- Molluscum contagiosum is a benign (not dangerous) bumpy skin infection caused by a virus.
- Molluscum contagiosum is spread from person to person during contact sports, sex, or sharing towels with someone who has it.
- Do NOT scratch or pick at the bumps. See your health care provider.
Molluscum contagiosum is a common skin infection caused by a virus. It’s annoying, but not dangerous. Anyone can get it, but it’s most common among children who are 1-10 years old, people who are sexually active, and people who have trouble fighting off infection.
How is molluscum contagiosum spread?
Molluscum contagiosum is passed from one area of the body to another by scratching and from one person to another by direct skin-to-skin contact with an infected person’s bumps or by having contact with an object that has the virus on it. It’s important not to itch or scratch at the bumps to prevent further spread and prevent secondary bacterial infection. The virus is spread:
The virus is spread:
- During any type of skin to skin contact such as sexual activity, contact sports, or other activity that involves touching the bumps of an infected person.
- Through contact with a towel, washcloth, bed sheets, clothing or something else that has the virus on it.
- To other parts of an infected person’s body by scratching the bumps.
What are the symptoms of molluscum contagiosum?
Molluscum contagiosum first appears as very small (about 1/8 inch across), smooth, round, pearly bumps. The bumps are hard with a dimple in the middle. They are the color of your flesh, pink, or white, and they are usually no bigger than the size of a pencil eraser. You may see them on or around the pubic area, on the stomach, or inner thighs or anywhere on the body except the palms of your hands or the bottom of your feet. There may be one or two bumps or 10 to 20 or more than 50. Most people have a small group of bumps. The bumps are usually not painful or itchy but they can become red, swollen, uncomfortable and even itchy if they become infected. However, redness and soreness can also mean that they are healing naturally.
Most often the bumps resolve on their own without scarring. However, the most common complication is secondary infection by bacteria. These secondary infections can be particularly problematic for people who are immunocompromised, such as people who have HIV/AIDS.
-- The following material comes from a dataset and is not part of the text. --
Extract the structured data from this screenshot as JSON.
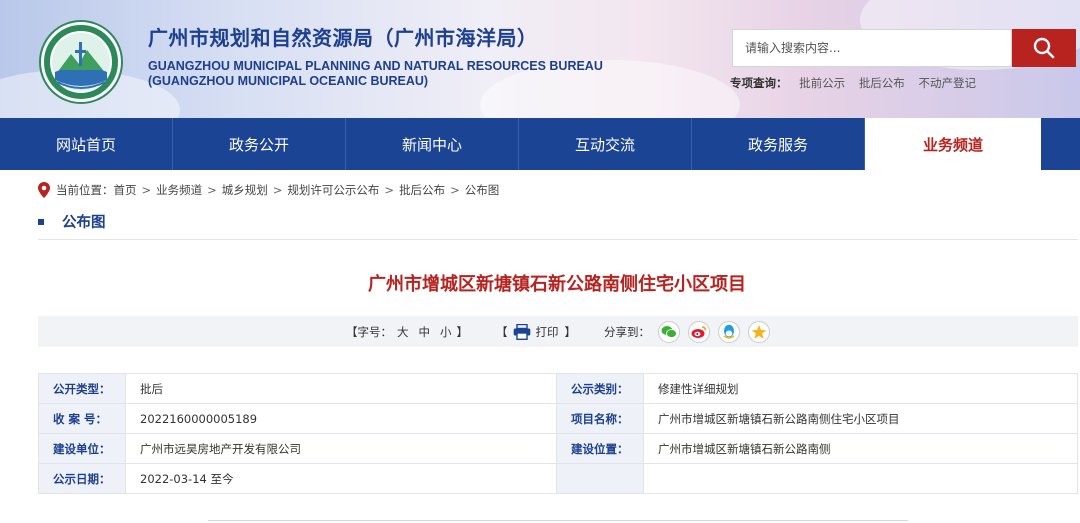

When do the bumps appear?
The symptoms of molluscum contagiosum usually appear within 2-6 weeks after coming in contact with the virus.
How is molluscum contagiosum diagnosed?
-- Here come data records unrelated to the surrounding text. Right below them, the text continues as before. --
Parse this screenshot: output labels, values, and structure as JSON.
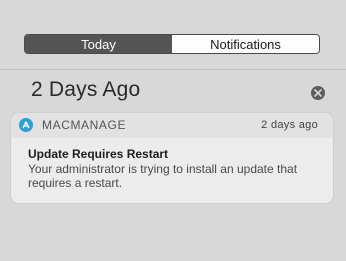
{
  "tabs": {
    "today": "Today",
    "notifications": "Notifications"
  },
  "section": {
    "title": "2 Days Ago"
  },
  "notification": {
    "app_name": "MACMANAGE",
    "time": "2 days ago",
    "title": "Update Requires Restart",
    "body": "Your administrator is trying to install an update that requires a restart."
  },
  "colors": {
    "background": "#d8d8d8",
    "active_tab": "#545454",
    "app_icon": "#2e9fd6"
  },
  "icons": {
    "clear": "close-circle-icon",
    "app": "macmanage-app-icon"
  }
}
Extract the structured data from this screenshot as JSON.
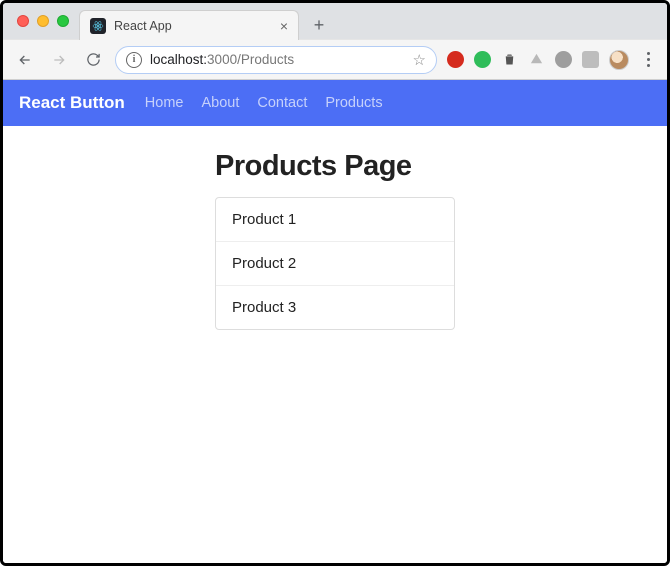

The molluscum contagiosum bumps or rash can look like other skin conditions therefore, if you have symptoms, you should make an appointment with your health care provider, who can look at the bumps and make a diagnosis.
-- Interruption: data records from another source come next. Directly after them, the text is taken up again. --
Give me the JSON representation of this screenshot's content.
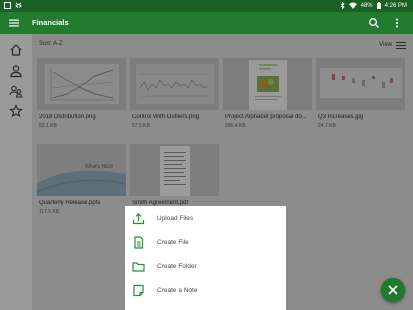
{
  "status_bar": {
    "battery": "48%",
    "time": "4:26 PM"
  },
  "app_bar": {
    "title": "Financials",
    "menu_icon": "hamburger-menu-icon",
    "search_icon": "search-icon",
    "more_icon": "more-vert-icon"
  },
  "side_rail": [
    {
      "icon": "home-icon"
    },
    {
      "icon": "person-icon"
    },
    {
      "icon": "people-icon"
    },
    {
      "icon": "star-icon"
    }
  ],
  "toolbar": {
    "sort_label": "Sort: A-Z",
    "view_label": "View"
  },
  "files": [
    {
      "name": "2018 Distribution.png",
      "size": "53.1 KB"
    },
    {
      "name": "Control With Outliers.png",
      "size": "57.5 KB"
    },
    {
      "name": "Project Alphabet proposal do...",
      "size": "296.4 KB"
    },
    {
      "name": "Q3 Increases.jpg",
      "size": "24.7 KB"
    },
    {
      "name": "Quarterly Release.pptx",
      "size": "117.5 KB"
    },
    {
      "name": "Smith Agreement.pdf",
      "size": ""
    }
  ],
  "thumb_text": {
    "slide_text": "What's NEW"
  },
  "action_sheet": [
    {
      "label": "Upload Files",
      "icon": "upload-icon"
    },
    {
      "label": "Create File",
      "icon": "file-icon"
    },
    {
      "label": "Create Folder",
      "icon": "folder-icon"
    },
    {
      "label": "Create a Note",
      "icon": "note-icon"
    }
  ],
  "colors": {
    "app_bar": "#237b30",
    "status_bar": "#1a5f24",
    "accent": "#2e8b3a",
    "scrim": "#8c8c8c"
  }
}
How is molluscum contagiosum treated?
Molluscum contagiosum bumps will usually go away on their own, but it may take several months. Treatment shortens how long you have them. If you have bumps on or near your genital area including your vagina, vulva, inner thighs, buttocks, anus and you’re sexually active; you may want to be treated to help prevent spreading the virus to your sexual partner(s). Side effects of treatment may include: pain, irritation and possible scarring.
- Freezing the bumps (cryotherapy) or laser therapy by a health care provider
- Scraping the bumps (curettage) A health care provider uses a small tool called a “curette” to scrape the bumps. Never do this yourself as you can cause scarring.
- Special cream or liquid prescribed or applied by a health care provider, is applied directly to the bumps.
Is there anything I can do to prevent others from coming in contact with my skin (bumps)?
Yes. It’s important to keep the bumps clean and covered with either a watertight bandage or with clothing if you know you’ll be coming in contact with others (during contact sports or sharing equipment). This will lower the chance of spreading the molluscum infection to others. Remember: Don’t share personal items such as towels and clothing, be careful not to shave near the bump(s), and don’t pick or scratch them, and avoid swimming in a pool with others while the bumps are present. You may uncover the bandage(s) when there is no risk you will have skin to skin contact with others.
If you’re concerned about molluscum contagiosum, here’s a tip on how to bring it up with your health care provider: “I have weird bumps and sores that look almost like pimples. What are they?”